Assigned task:
Within the records that follow, determine how many lines include the word "this". State the number and nothing further.

Extracted records:
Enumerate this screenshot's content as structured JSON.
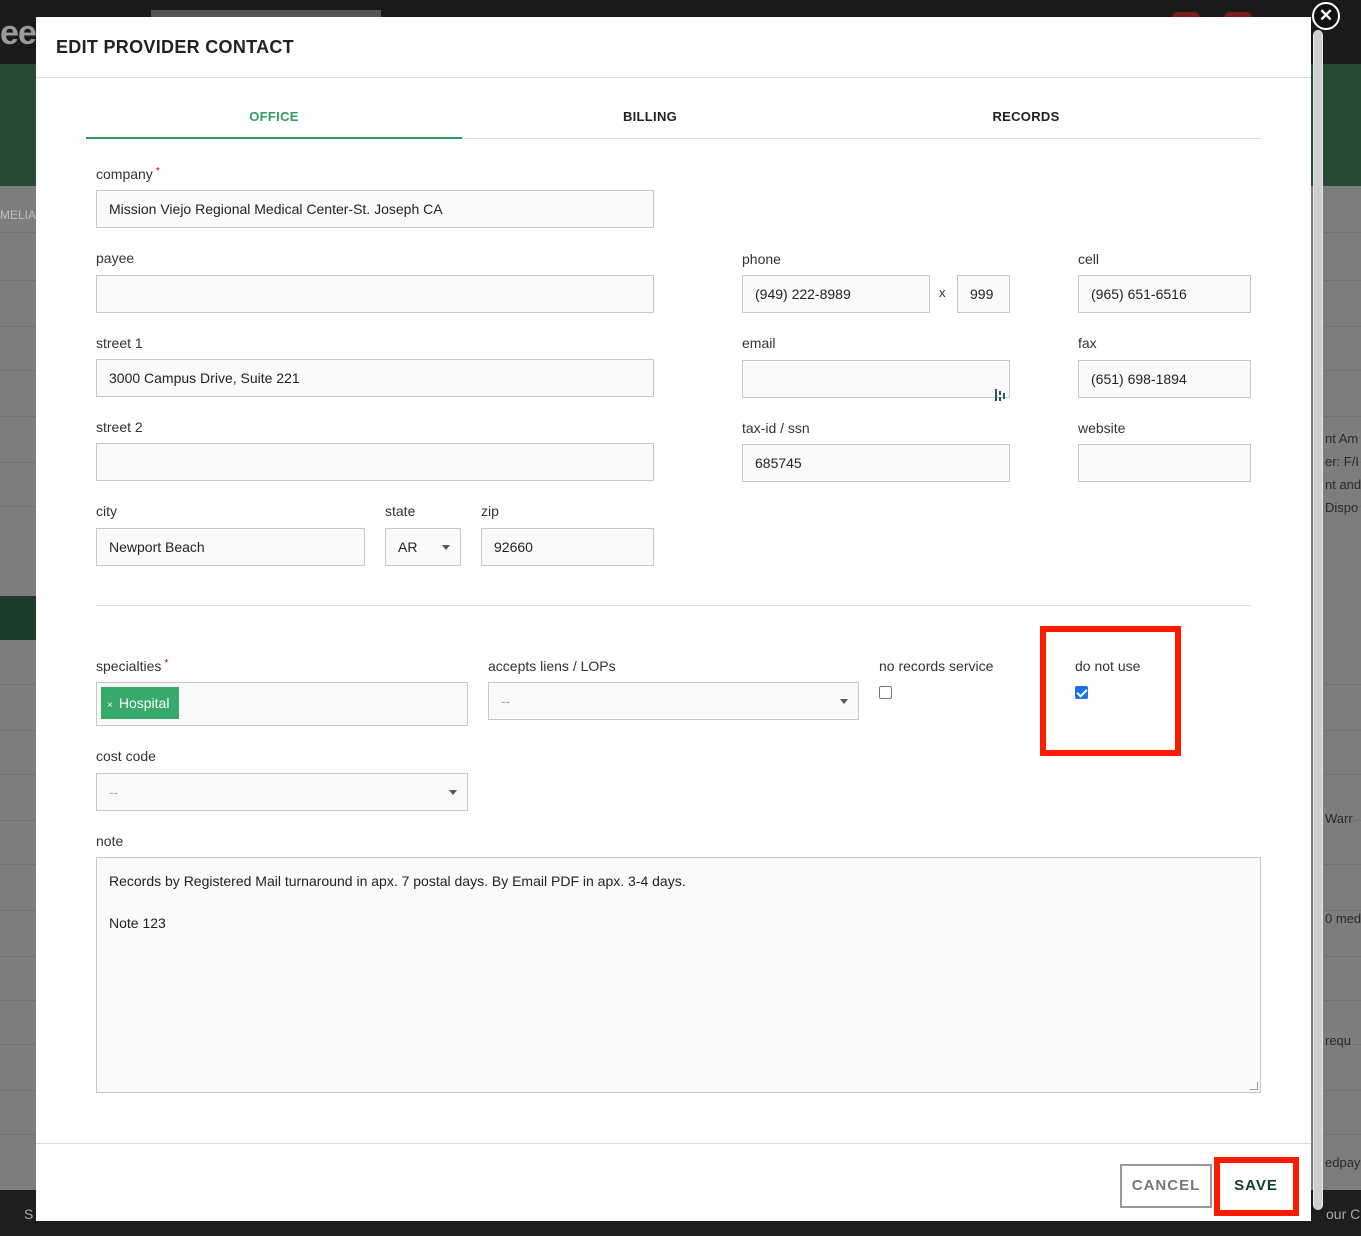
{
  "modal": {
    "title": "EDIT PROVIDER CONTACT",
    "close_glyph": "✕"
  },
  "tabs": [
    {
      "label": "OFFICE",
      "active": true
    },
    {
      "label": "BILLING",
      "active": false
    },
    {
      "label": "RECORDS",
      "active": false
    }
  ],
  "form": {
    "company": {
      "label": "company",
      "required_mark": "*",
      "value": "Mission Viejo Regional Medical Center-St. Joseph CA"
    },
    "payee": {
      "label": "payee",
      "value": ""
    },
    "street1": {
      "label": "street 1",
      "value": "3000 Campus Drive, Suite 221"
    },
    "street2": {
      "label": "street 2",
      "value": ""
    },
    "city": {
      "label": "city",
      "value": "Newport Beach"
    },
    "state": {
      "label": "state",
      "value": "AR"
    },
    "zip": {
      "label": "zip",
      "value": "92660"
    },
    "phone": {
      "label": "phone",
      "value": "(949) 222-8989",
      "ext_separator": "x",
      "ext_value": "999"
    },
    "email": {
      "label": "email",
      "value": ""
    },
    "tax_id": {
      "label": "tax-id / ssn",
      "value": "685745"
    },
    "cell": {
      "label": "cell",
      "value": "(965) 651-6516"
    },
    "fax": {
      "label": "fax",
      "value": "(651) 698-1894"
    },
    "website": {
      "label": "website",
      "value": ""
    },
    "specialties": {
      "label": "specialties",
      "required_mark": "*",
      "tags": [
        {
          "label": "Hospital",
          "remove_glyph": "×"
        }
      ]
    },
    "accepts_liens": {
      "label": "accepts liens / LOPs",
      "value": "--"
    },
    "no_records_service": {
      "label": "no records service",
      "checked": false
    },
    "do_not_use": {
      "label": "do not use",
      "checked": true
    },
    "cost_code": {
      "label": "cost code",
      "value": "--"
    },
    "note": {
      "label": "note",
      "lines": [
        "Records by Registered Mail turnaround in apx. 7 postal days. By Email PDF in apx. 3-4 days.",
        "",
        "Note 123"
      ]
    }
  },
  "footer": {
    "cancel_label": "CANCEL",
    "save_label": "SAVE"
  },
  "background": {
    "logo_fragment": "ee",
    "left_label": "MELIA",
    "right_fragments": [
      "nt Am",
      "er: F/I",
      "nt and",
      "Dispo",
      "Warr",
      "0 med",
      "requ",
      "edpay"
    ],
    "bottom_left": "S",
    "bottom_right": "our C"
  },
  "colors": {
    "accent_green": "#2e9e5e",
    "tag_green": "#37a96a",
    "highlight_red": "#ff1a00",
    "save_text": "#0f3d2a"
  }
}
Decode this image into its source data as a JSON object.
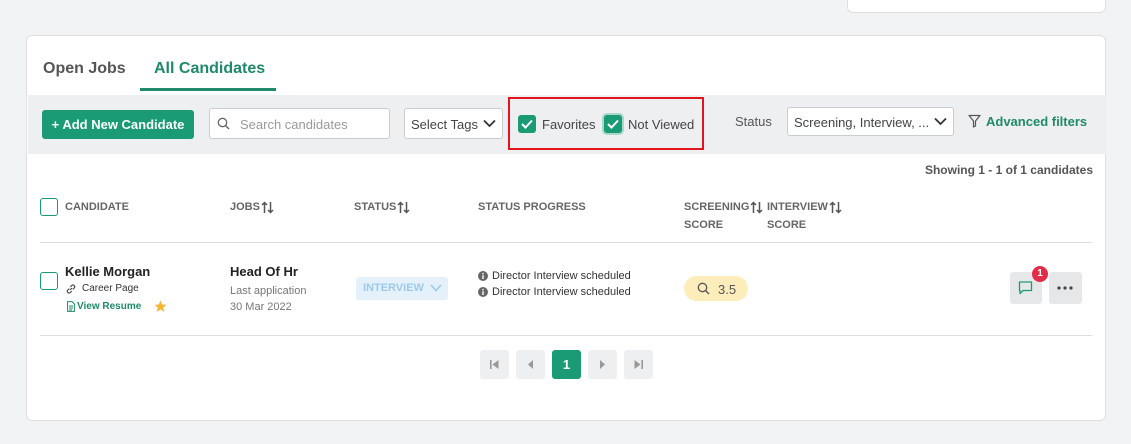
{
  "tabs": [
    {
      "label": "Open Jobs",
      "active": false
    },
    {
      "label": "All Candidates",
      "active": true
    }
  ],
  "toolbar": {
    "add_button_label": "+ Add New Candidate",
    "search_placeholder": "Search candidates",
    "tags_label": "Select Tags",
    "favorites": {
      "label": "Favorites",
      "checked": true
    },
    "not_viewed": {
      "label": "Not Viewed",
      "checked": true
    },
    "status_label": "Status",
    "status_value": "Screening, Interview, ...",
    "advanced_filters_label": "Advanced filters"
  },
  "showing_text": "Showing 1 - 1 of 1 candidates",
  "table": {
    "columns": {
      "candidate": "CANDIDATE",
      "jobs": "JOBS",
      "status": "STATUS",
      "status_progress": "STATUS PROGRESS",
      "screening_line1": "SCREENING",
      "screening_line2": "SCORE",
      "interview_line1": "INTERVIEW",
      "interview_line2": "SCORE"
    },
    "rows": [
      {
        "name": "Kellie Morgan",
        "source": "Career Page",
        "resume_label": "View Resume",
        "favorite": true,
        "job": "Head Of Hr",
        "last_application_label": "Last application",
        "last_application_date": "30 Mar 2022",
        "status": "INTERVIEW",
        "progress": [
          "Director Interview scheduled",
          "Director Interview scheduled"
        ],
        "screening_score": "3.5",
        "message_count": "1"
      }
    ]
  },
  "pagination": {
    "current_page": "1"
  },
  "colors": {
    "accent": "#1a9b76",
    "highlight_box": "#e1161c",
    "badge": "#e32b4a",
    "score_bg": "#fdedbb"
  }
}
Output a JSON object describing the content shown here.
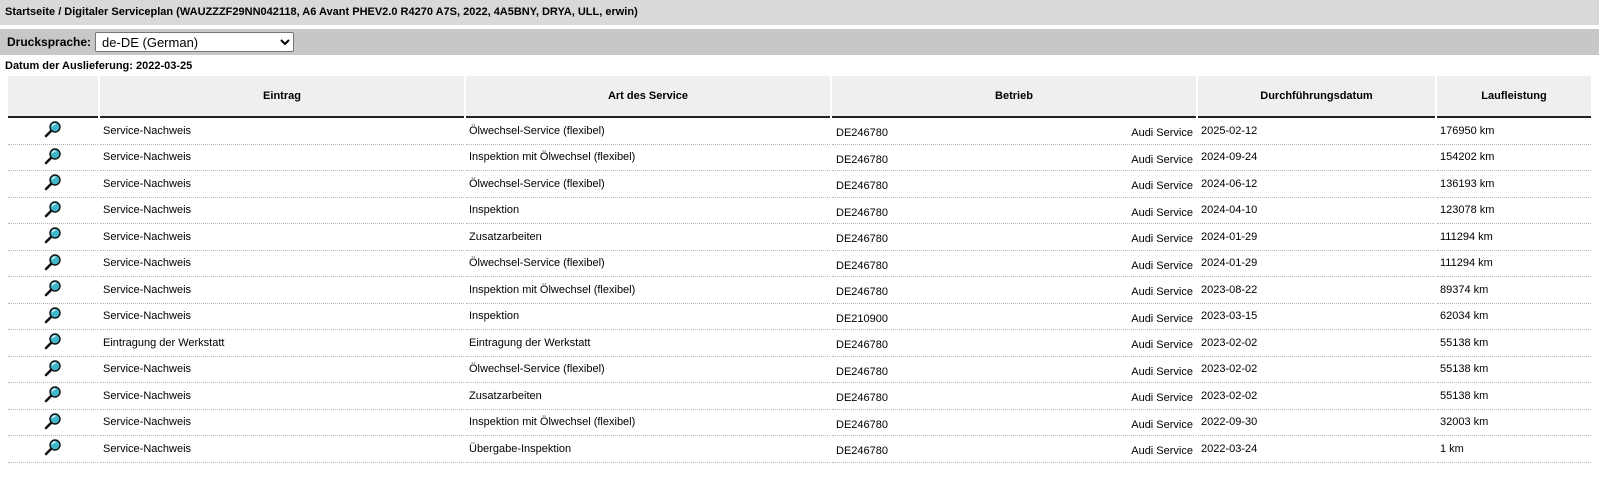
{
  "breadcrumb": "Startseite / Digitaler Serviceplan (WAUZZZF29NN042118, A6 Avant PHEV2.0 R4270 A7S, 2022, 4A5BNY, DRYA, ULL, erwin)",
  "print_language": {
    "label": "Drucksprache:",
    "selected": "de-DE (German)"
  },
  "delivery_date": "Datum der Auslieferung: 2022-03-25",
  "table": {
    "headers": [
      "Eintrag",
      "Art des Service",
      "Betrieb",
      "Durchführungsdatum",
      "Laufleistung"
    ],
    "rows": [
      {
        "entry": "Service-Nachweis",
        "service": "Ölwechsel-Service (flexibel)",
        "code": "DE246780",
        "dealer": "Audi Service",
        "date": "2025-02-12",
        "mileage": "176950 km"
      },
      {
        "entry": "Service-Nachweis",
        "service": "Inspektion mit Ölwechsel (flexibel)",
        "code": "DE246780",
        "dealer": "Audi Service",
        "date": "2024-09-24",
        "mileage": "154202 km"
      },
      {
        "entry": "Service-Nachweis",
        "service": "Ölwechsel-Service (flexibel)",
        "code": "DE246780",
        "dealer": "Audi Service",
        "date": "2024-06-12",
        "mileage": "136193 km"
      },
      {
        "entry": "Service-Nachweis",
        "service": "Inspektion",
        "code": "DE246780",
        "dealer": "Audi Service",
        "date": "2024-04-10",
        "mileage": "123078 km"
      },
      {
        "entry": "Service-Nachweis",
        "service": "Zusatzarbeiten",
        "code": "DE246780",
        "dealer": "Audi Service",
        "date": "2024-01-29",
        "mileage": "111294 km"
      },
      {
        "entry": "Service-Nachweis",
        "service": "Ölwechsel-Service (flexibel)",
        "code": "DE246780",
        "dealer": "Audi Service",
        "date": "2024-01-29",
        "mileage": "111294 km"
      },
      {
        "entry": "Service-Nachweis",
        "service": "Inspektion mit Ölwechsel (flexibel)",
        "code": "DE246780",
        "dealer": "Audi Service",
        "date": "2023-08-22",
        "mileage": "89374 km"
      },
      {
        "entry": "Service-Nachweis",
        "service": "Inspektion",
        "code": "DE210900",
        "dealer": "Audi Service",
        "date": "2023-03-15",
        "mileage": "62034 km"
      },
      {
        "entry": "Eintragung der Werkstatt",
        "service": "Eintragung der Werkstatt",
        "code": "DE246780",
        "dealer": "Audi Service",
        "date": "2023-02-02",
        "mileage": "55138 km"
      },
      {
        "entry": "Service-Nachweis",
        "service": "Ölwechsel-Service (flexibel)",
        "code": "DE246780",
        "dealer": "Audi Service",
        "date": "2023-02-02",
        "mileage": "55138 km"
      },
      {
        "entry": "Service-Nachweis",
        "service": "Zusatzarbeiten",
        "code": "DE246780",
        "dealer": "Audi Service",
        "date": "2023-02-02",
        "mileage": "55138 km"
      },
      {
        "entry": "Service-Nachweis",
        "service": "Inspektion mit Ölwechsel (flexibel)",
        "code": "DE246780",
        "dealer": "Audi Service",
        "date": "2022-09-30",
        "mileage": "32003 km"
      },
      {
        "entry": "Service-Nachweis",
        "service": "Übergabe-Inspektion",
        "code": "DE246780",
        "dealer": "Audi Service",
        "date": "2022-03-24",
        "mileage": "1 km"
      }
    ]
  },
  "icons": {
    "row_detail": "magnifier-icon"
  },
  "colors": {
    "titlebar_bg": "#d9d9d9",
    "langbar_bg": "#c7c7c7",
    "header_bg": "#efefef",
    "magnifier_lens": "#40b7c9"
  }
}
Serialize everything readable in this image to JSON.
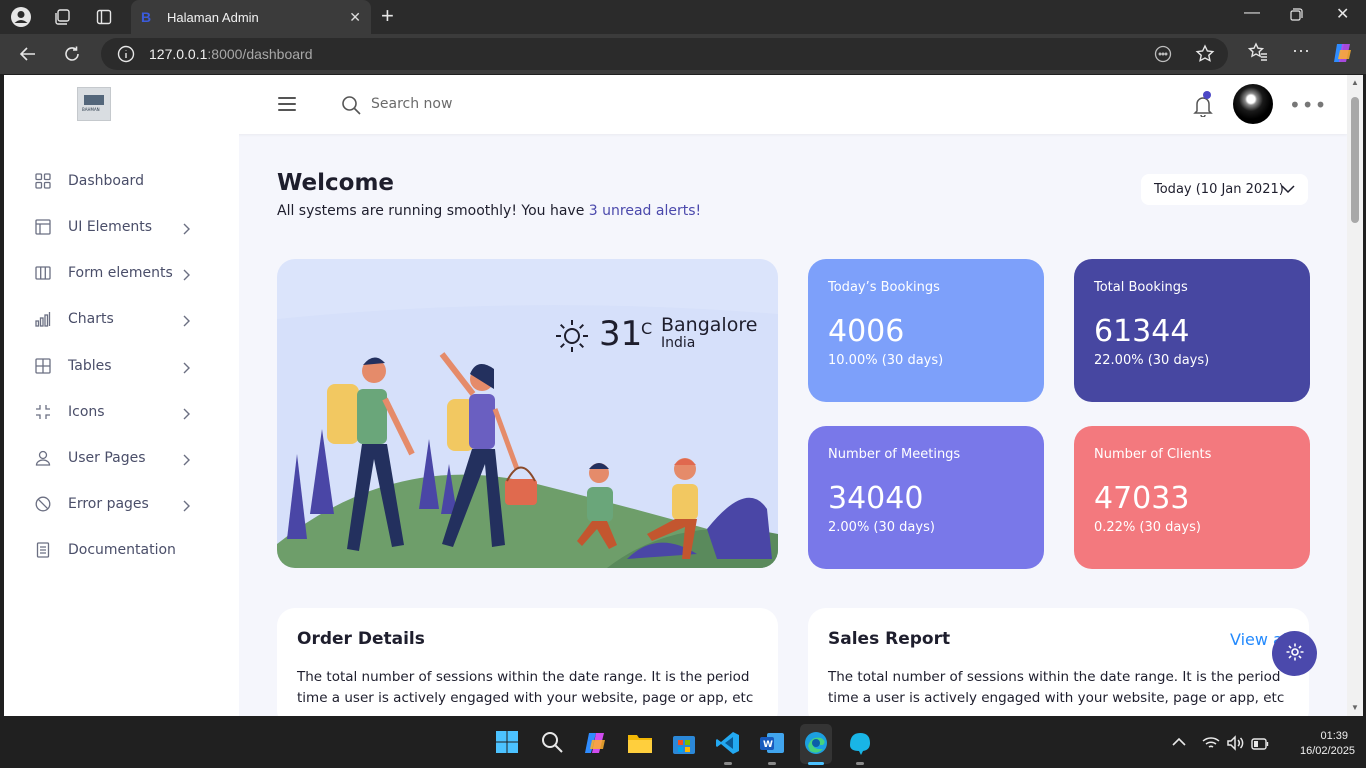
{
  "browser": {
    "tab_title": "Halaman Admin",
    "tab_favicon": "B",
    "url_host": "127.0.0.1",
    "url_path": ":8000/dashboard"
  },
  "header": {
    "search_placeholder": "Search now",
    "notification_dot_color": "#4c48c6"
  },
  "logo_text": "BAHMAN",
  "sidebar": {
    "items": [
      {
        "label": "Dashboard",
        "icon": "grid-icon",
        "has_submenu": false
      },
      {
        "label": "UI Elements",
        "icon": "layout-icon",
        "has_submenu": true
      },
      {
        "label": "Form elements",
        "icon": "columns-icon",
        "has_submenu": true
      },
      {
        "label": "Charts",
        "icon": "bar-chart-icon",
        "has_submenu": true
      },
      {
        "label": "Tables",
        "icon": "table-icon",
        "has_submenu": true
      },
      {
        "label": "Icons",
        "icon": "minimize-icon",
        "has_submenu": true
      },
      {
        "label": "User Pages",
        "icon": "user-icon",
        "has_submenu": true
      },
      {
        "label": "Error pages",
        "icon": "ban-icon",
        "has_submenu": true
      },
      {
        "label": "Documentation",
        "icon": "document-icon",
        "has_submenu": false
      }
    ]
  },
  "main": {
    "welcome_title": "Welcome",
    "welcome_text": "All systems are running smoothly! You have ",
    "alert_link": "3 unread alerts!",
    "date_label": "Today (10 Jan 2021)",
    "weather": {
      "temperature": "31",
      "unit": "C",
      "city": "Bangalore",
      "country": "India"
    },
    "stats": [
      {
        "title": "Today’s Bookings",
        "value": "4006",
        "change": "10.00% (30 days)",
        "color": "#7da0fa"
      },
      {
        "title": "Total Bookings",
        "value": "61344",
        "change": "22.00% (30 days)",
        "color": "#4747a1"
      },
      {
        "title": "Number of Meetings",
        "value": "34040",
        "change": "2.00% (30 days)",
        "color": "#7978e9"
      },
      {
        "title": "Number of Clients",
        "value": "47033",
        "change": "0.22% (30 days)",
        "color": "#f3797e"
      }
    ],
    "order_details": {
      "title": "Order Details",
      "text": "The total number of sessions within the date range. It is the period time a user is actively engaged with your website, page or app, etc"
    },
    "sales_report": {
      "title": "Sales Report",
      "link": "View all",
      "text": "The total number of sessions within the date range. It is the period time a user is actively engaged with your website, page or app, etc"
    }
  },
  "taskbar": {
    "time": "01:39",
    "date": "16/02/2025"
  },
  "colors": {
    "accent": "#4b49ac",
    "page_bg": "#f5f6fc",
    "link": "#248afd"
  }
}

Response:
3